Hemoglobin (Hb or Hgb) is the protein in your red blood cells that carries oxygen. A low hemoglobin count is a below-average concentration of the oxygen-carrying hemoglobin proteins in your blood.
A low hemoglobin count is generally defined as less than 13.5 grams of hemoglobin per deciliter (135 grams per liter) of blood for men and less than 12 grams per deciliter (120 grams per liter) for women. In children, the definition varies with age and sex. The threshold differs slightly between medical practices.
A low hemoglobin count is a commonly seen blood test result. In many cases, a low hemoglobin count is only slightly lower than normal, isn't considered significant and causes no symptoms. A low hemoglobin count can also be caused by an abnormality or disease. In these situations, a low hemoglobin count is referred to as anemia.
The myeloproliferative neoplasms (MPNs), previously termed the myeloproliferative disorders, are characterized by the clonal proliferation of one or more hematopoietic cell lineages, predominantly in the bone marrow, but sometimes in the liver and spleen.
In contrast to myelodysplastic syndromes (MDS), MPNs demonstrate terminal myeloid cell expansion into the peripheral blood.
In the 2008 revision of the World Health Organization (WHO) classification of myeloid neoplasms, MPNs include: chronic myelogenous leukemia (CML), chronic neutrophilic leukemia, polycythemia vera (PV), primary myelofibrosis (PMF), essential thrombocythemia (ET), chronic eosinophilic leukemia, mastocytosis, and unclassifiable MPNs.
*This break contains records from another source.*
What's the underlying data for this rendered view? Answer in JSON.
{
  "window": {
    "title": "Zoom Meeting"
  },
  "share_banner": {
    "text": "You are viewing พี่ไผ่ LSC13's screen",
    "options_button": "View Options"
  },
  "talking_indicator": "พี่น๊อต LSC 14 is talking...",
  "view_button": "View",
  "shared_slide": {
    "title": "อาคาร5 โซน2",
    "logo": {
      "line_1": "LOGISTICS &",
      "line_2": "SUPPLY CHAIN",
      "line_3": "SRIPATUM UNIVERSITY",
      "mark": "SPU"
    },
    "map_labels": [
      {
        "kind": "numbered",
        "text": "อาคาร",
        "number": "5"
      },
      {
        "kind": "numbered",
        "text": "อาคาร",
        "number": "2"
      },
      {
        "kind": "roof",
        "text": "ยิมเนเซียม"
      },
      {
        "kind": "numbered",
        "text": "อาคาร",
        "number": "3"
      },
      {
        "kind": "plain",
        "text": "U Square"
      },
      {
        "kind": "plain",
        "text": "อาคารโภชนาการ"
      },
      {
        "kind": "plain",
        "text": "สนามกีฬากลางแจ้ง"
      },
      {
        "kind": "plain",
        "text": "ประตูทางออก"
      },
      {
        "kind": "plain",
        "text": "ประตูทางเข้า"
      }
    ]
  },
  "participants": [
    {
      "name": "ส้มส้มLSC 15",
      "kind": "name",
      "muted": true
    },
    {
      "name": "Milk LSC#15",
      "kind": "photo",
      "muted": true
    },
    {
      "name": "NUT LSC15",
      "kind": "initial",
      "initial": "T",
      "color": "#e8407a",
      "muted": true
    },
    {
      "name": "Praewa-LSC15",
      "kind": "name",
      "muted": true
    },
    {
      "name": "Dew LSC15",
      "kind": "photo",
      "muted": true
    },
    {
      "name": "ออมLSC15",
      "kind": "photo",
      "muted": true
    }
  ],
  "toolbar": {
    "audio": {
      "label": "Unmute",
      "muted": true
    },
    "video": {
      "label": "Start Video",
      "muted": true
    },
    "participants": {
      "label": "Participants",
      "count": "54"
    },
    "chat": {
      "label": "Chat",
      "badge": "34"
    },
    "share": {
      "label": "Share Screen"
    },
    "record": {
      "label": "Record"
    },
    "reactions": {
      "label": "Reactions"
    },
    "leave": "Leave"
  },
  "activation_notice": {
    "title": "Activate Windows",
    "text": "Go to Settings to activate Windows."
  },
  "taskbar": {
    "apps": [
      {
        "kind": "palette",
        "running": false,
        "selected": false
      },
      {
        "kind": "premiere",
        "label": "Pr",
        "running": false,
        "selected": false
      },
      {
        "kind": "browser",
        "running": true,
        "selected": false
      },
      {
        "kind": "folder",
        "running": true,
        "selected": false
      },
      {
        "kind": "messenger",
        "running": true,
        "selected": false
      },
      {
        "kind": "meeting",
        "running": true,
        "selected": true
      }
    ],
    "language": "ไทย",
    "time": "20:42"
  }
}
Overlap disorders (MDS/ MPN) are those chronic myeloid disorders unable to be classified as "classic" MPN or MDS. These include: chronic myelomonocytic leukemia (CMML), atypical CML, juvenile myelomonocytic leukemia, and unclassifiable MDS/MPN.